The organization that runs the Academy Awards plans to use a form of preferential voting to choose the winner in next year’s expanded Best Picture field. KPCC’s Cheryl Devall runs down the process.
In recent years, many Best Picture contenders have been movies most people haven’t seen – while some very popular films, like The Dark Knight, weren’t nominated. To boost fan interest and TV ratings for the annual Oscar broadcast, the Academy of Motion Picture Arts and Sciences doubled the number of movies eligible for its top award.
Now it’s changing the voting rules in that category so academy members may rank their favorites from 1 to 10. The movie with the most high-ranking votes will win, in a system that gives added weight to the number two and number three picks.

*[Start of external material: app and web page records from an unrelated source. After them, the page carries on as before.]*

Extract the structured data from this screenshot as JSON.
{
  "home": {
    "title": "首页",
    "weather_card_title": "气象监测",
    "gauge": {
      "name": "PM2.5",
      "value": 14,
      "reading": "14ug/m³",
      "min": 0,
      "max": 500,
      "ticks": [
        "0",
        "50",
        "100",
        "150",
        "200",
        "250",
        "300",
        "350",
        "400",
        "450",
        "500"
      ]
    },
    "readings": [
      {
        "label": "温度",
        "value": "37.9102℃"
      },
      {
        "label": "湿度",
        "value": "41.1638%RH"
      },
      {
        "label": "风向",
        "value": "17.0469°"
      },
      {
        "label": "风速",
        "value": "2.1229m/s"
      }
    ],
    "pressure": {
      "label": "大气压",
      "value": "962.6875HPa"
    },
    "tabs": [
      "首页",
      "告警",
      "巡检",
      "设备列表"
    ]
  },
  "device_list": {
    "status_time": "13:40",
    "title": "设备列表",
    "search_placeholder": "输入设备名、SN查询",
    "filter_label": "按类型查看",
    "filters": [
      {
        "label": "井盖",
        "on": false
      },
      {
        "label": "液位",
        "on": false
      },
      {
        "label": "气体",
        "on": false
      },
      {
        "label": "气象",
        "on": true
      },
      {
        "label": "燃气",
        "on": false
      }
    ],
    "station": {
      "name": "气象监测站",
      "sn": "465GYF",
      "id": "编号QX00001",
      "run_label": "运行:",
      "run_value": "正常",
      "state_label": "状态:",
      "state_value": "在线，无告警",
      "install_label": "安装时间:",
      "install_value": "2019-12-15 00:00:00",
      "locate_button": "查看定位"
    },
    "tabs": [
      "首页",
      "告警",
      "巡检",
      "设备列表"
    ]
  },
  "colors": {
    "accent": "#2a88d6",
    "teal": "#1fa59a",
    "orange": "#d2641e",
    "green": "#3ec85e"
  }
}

It’s a form of instant-runoff voting, in which people rank multiple candidates in order of preference. Cities including San Francisco have used this form of voting in some elections for years to eliminate expensive, low-turnout runoffs. Low voter turnout isn’t an issue with the Oscars, where this form of voting will apply only to the 10 Best Picture nominees.